Why do we have an almost negligible amount of agritech startups from the eastern part of India?
Your answer is in the excerpt above.
Agricultural growth is uneven in this country, thanks to Green Revolution. And agricultural technology (or call it digital ag, if you will), by its intrinsic nature, has only moved to those areas which have already well developed agricultural playgrounds.
This excerpt is also fascinating for another reason: It clearly shows how technology diffusion models often don’t generally work well in contexts of agriculture.
Unlike technological revolutions in other domains, when there is a technological revolution in agriculture, the real agricultural prices go down south (as happened in this country in the case of wheat) and this further inhibits technological development for the rest of the population.
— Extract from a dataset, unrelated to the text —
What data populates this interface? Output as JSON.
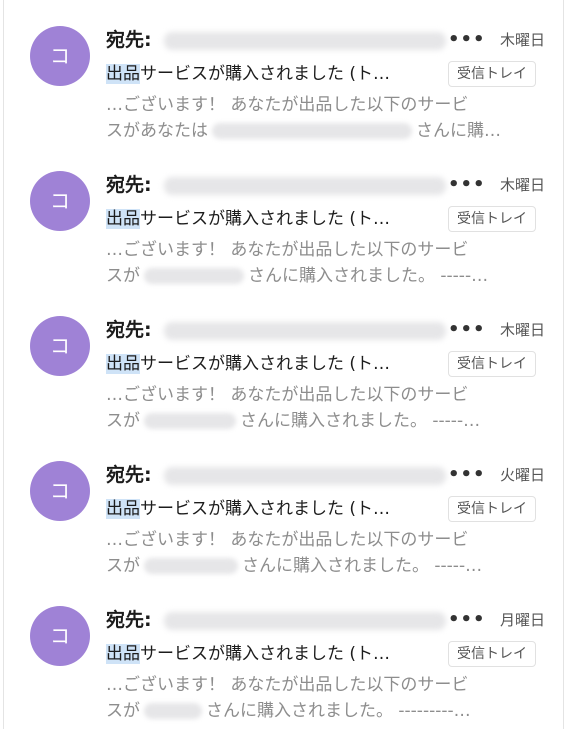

Rhishi Pethe did an interesting exploration of technological diffusion, focusing on trapped value, albeit in a matured markets context.
Marci sums up our simplistic understanding of green revolution thus:
“Central to this story is a simplistic, linear view of agricultural innovation itself: scientists conduct controlled research in the lab or field, then publish or patent the results, which are then picked up by industry or government and made available to farmers, who benefit from improved crop varieties, greater productivity, and so on.”
Keeping into account the complexity of smallholder agrarian contexts, what is the right way to think about net sum technological diffusion that, for a change, could benefit smallholders?
We will explore this further
So, what do you think?
How happy are you with today’s edition? I would love to get your candid feedback. Your feedback will be anonymous. Two questions. 1 Minute. Thanks.🙏
💗 If you like “Agribusiness Matters”, please click on Like at the bottom and share it with your friend.